[Data about app and page elements]
§ §

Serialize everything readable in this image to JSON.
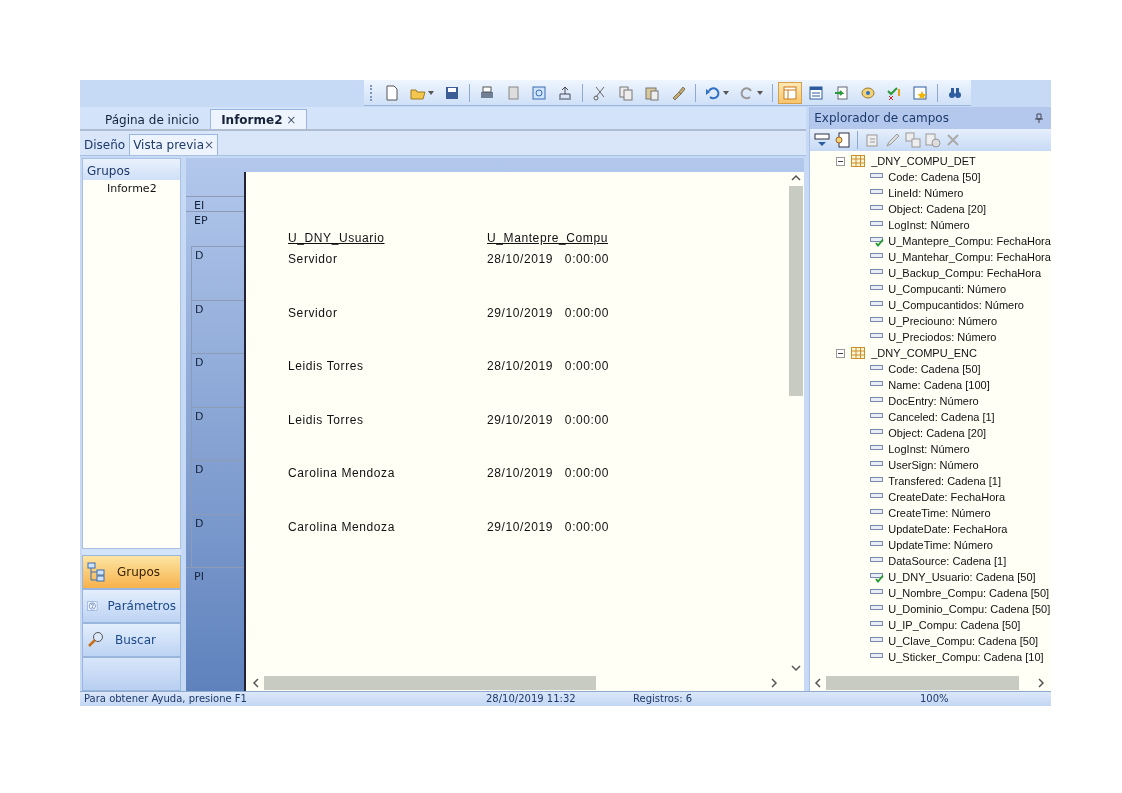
{
  "toolbar": {
    "buttons": [
      {
        "selected": false
      },
      {
        "selected": false
      },
      {
        "selected": false
      },
      {
        "selected": false
      },
      {
        "selected": false
      },
      {
        "selected": false
      },
      {
        "selected": false
      },
      {
        "selected": false
      },
      {
        "selected": false
      },
      {
        "selected": false
      },
      {
        "selected": false
      },
      {
        "selected": false
      },
      {
        "selected": false
      },
      {
        "selected": true
      },
      {
        "selected": false
      },
      {
        "selected": false
      },
      {
        "selected": false
      },
      {
        "selected": false
      },
      {
        "selected": false
      },
      {
        "selected": false
      }
    ]
  },
  "tabs": [
    {
      "label": "Página de inicio",
      "selected": false
    },
    {
      "label": "Informe2",
      "selected": true,
      "close_glyph": "×"
    }
  ],
  "view_tabs": [
    {
      "label": "Diseño",
      "selected": false
    },
    {
      "label": "Vista previa",
      "selected": true,
      "close_glyph": "×"
    }
  ],
  "groups_panel": {
    "title": "Grupos",
    "items": [
      "Informe2"
    ]
  },
  "nav_buttons": [
    {
      "kind": "groups",
      "label": "Grupos",
      "selected": true
    },
    {
      "kind": "parameters",
      "label": "Parámetros",
      "selected": false
    },
    {
      "kind": "search",
      "label": "Buscar",
      "selected": false
    }
  ],
  "report": {
    "bands": [
      {
        "kind": "header",
        "label": "EI"
      },
      {
        "kind": "page_header",
        "label": "EP"
      },
      {
        "kind": "detail",
        "label": "D"
      },
      {
        "kind": "detail",
        "label": "D"
      },
      {
        "kind": "detail",
        "label": "D"
      },
      {
        "kind": "detail",
        "label": "D"
      },
      {
        "kind": "detail",
        "label": "D"
      },
      {
        "kind": "detail",
        "label": "D"
      },
      {
        "kind": "page_footer",
        "label": "PI"
      }
    ],
    "columns": [
      "U_DNY_Usuario",
      "U_Mantepre_Compu"
    ],
    "rows": [
      {
        "usuario": "Servidor",
        "fecha": "28/10/2019   0:00:00"
      },
      {
        "usuario": "Servidor",
        "fecha": "29/10/2019   0:00:00"
      },
      {
        "usuario": "Leidis Torres",
        "fecha": "28/10/2019   0:00:00"
      },
      {
        "usuario": "Leidis Torres",
        "fecha": "29/10/2019   0:00:00"
      },
      {
        "usuario": "Carolina Mendoza",
        "fecha": "28/10/2019   0:00:00"
      },
      {
        "usuario": "Carolina Mendoza",
        "fecha": "29/10/2019   0:00:00"
      }
    ]
  },
  "field_explorer": {
    "title": "Explorador de campos",
    "tree": [
      {
        "name": "_DNY_COMPU_DET",
        "expanded": true,
        "children": [
          {
            "name": "Code: Cadena [50]",
            "checked": false
          },
          {
            "name": "LineId: Número",
            "checked": false
          },
          {
            "name": "Object: Cadena [20]",
            "checked": false
          },
          {
            "name": "LogInst: Número",
            "checked": false
          },
          {
            "name": "U_Mantepre_Compu: FechaHora",
            "checked": true
          },
          {
            "name": "U_Mantehar_Compu: FechaHora",
            "checked": false
          },
          {
            "name": "U_Backup_Compu: FechaHora",
            "checked": false
          },
          {
            "name": "U_Compucanti: Número",
            "checked": false
          },
          {
            "name": "U_Compucantidos: Número",
            "checked": false
          },
          {
            "name": "U_Preciouno: Número",
            "checked": false
          },
          {
            "name": "U_Preciodos: Número",
            "checked": false
          }
        ]
      },
      {
        "name": "_DNY_COMPU_ENC",
        "expanded": true,
        "children": [
          {
            "name": "Code: Cadena [50]",
            "checked": false
          },
          {
            "name": "Name: Cadena [100]",
            "checked": false
          },
          {
            "name": "DocEntry: Número",
            "checked": false
          },
          {
            "name": "Canceled: Cadena [1]",
            "checked": false
          },
          {
            "name": "Object: Cadena [20]",
            "checked": false
          },
          {
            "name": "LogInst: Número",
            "checked": false
          },
          {
            "name": "UserSign: Número",
            "checked": false
          },
          {
            "name": "Transfered: Cadena [1]",
            "checked": false
          },
          {
            "name": "CreateDate: FechaHora",
            "checked": false
          },
          {
            "name": "CreateTime: Número",
            "checked": false
          },
          {
            "name": "UpdateDate: FechaHora",
            "checked": false
          },
          {
            "name": "UpdateTime: Número",
            "checked": false
          },
          {
            "name": "DataSource: Cadena [1]",
            "checked": false
          },
          {
            "name": "U_DNY_Usuario: Cadena [50]",
            "checked": true
          },
          {
            "name": "U_Nombre_Compu: Cadena [50]",
            "checked": false
          },
          {
            "name": "U_Dominio_Compu: Cadena [50]",
            "checked": false
          },
          {
            "name": "U_IP_Compu: Cadena [50]",
            "checked": false
          },
          {
            "name": "U_Clave_Compu: Cadena [50]",
            "checked": false
          },
          {
            "name": "U_Sticker_Compu: Cadena [10]",
            "checked": false
          }
        ]
      }
    ]
  },
  "status_bar": {
    "help": "Para obtener Ayuda, presione F1",
    "datetime": "28/10/2019  11:32",
    "records": "Registros:  6",
    "zoom": "100%"
  }
}
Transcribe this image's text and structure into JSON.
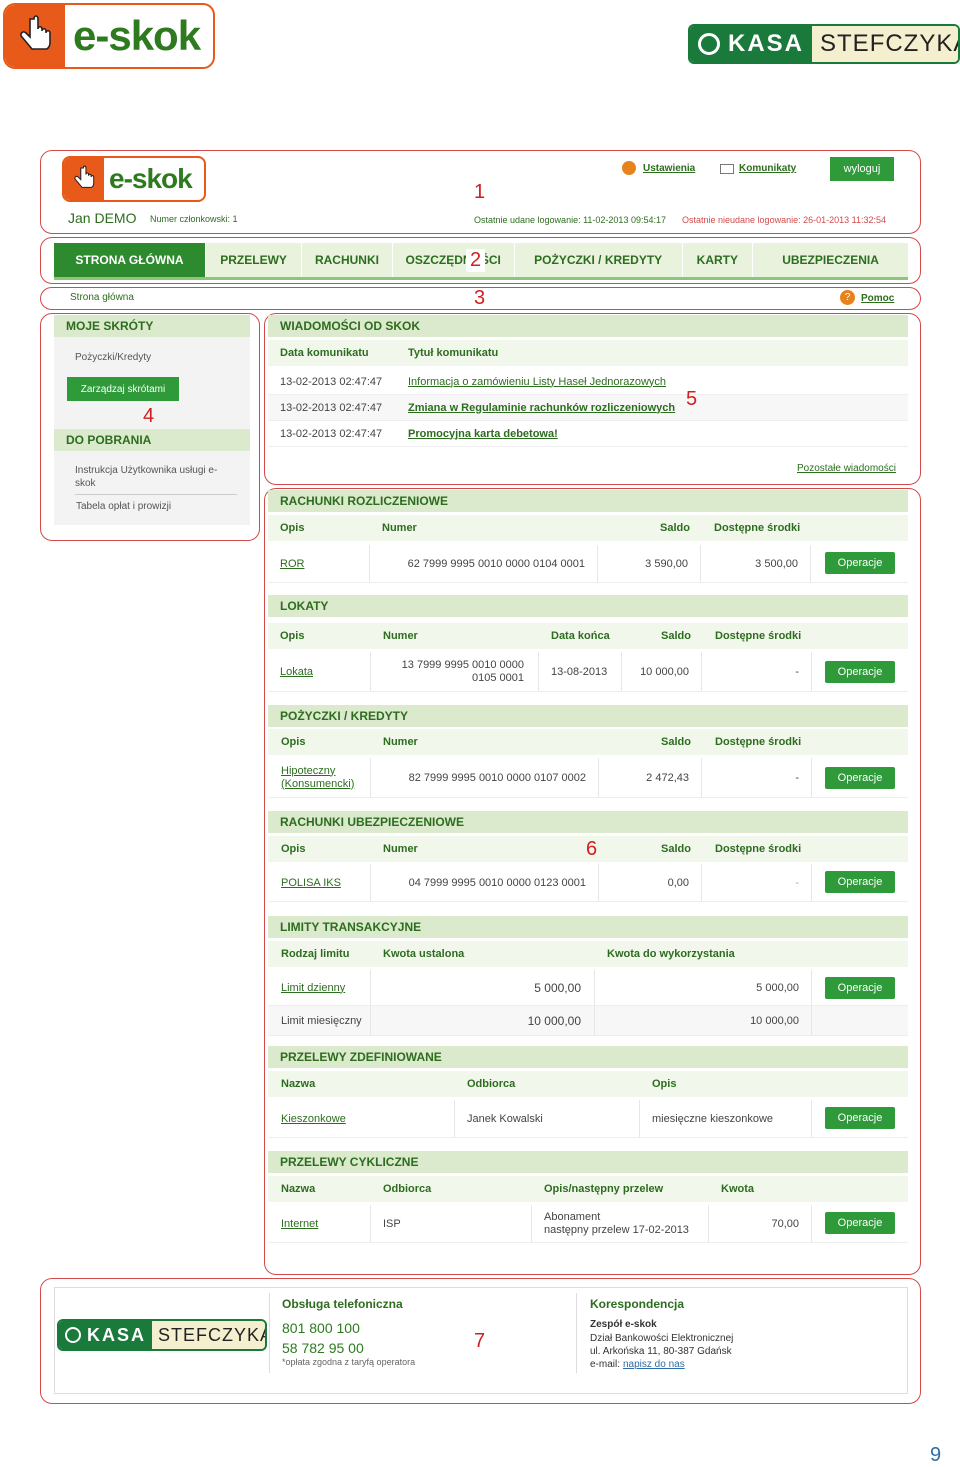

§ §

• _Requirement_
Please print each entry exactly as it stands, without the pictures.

• _Expected answer_
Serialize everything readable in this image to JSON.
{
  "toolbar": {
    "buttons": [
      {
        "selected": false
      },
      {
        "selected": false
      },
      {
        "selected": false
      },
      {
        "selected": false
      },
      {
        "selected": false
      },
      {
        "selected": false
      },
      {
        "selected": false
      },
      {
        "selected": false
      },
      {
        "selected": false
      },
      {
        "selected": false
      },
      {
        "selected": false
      },
      {
        "selected": false
      },
      {
        "selected": false
      },
      {
        "selected": true
      },
      {
        "selected": false
      },
      {
        "selected": false
      },
      {
        "selected": false
      },
      {
        "selected": false
      },
      {
        "selected": false
      },
      {
        "selected": false
      }
    ]
  },
  "tabs": [
    {
      "label": "Página de inicio",
      "selected": false
    },
    {
      "label": "Informe2",
      "selected": true,
      "close_glyph": "×"
    }
  ],
  "view_tabs": [
    {
      "label": "Diseño",
      "selected": false
    },
    {
      "label": "Vista previa",
      "selected": true,
      "close_glyph": "×"
    }
  ],
  "groups_panel": {
    "title": "Grupos",
    "items": [
      "Informe2"
    ]
  },
  "nav_buttons": [
    {
      "kind": "groups",
      "label": "Grupos",
      "selected": true
    },
    {
      "kind": "parameters",
      "label": "Parámetros",
      "selected": false
    },
    {
      "kind": "search",
      "label": "Buscar",
      "selected": false
    }
  ],
  "report": {
    "bands": [
      {
        "kind": "header",
        "label": "EI"
      },
      {
        "kind": "page_header",
        "label": "EP"
      },
      {
        "kind": "detail",
        "label": "D"
      },
      {
        "kind": "detail",
        "label": "D"
      },
      {
        "kind": "detail",
        "label": "D"
      },
      {
        "kind": "detail",
        "label": "D"
      },
      {
        "kind": "detail",
        "label": "D"
      },
      {
        "kind": "detail",
        "label": "D"
      },
      {
        "kind": "page_footer",
        "label": "PI"
      }
    ],
    "columns": [
      "U_DNY_Usuario",
      "U_Mantepre_Compu"
    ],
    "rows": [
      {
        "usuario": "Servidor",
        "fecha": "28/10/2019   0:00:00"
      },
      {
        "usuario": "Servidor",
        "fecha": "29/10/2019   0:00:00"
      },
      {
        "usuario": "Leidis Torres",
        "fecha": "28/10/2019   0:00:00"
      },
      {
        "usuario": "Leidis Torres",
        "fecha": "29/10/2019   0:00:00"
      },
      {
        "usuario": "Carolina Mendoza",
        "fecha": "28/10/2019   0:00:00"
      },
      {
        "usuario": "Carolina Mendoza",
        "fecha": "29/10/2019   0:00:00"
      }
    ]
  },
  "field_explorer": {
    "title": "Explorador de campos",
    "tree": [
      {
        "name": "_DNY_COMPU_DET",
        "expanded": true,
        "children": [
          {
            "name": "Code: Cadena [50]",
            "checked": false
          },
          {
            "name": "LineId: Número",
            "checked": false
          },
          {
            "name": "Object: Cadena [20]",
            "checked": false
          },
          {
            "name": "LogInst: Número",
            "checked": false
          },
          {
            "name": "U_Mantepre_Compu: FechaHora",
            "checked": true
          },
          {
            "name": "U_Mantehar_Compu: FechaHora",
            "checked": false
          },
          {
            "name": "U_Backup_Compu: FechaHora",
            "checked": false
          },
          {
            "name": "U_Compucanti: Número",
            "checked": false
          },
          {
            "name": "U_Compucantidos: Número",
            "checked": false
          },
          {
            "name": "U_Preciouno: Número",
            "checked": false
          },
          {
            "name": "U_Preciodos: Número",
            "checked": false
          }
        ]
      },
      {
        "name": "_DNY_COMPU_ENC",
        "expanded": true,
        "children": [
          {
            "name": "Code: Cadena [50]",
            "checked": false
          },
          {
            "name": "Name: Cadena [100]",
            "checked": false
          },
          {
            "name": "DocEntry: Número",
            "checked": false
          },
          {
            "name": "Canceled: Cadena [1]",
            "checked": false
          },
          {
            "name": "Object: Cadena [20]",
            "checked": false
          },
          {
            "name": "LogInst: Número",
            "checked": false
          },
          {
            "name": "UserSign: Número",
            "checked": false
          },
          {
            "name": "Transfered: Cadena [1]",
            "checked": false
          },
          {
            "name": "CreateDate: FechaHora",
            "checked": false
          },
          {
            "name": "CreateTime: Número",
            "checked": false
          },
          {
            "name": "UpdateDate: FechaHora",
            "checked": false
          },
          {
            "name": "UpdateTime: Número",
            "checked": false
          },
          {
            "name": "DataSource: Cadena [1]",
            "checked": false
          },
          {
            "name": "U_DNY_Usuario: Cadena [50]",
            "checked": true
          },
          {
            "name": "U_Nombre_Compu: Cadena [50]",
            "checked": false
          },
          {
            "name": "U_Dominio_Compu: Cadena [50]",
            "checked": false
          },
          {
            "name": "U_IP_Compu: Cadena [50]",
            "checked": false
          },
          {
            "name": "U_Clave_Compu: Cadena [50]",
            "checked": false
          },
          {
            "name": "U_Sticker_Compu: Cadena [10]",
            "checked": false
          }
        ]
      }
    ]
  },
  "status_bar": {
    "help": "Para obtener Ayuda, presione F1",
    "datetime": "28/10/2019  11:32",
    "records": "Registros:  6",
    "zoom": "100%"
  }
}
Transcribe this image's text and structure into JSON.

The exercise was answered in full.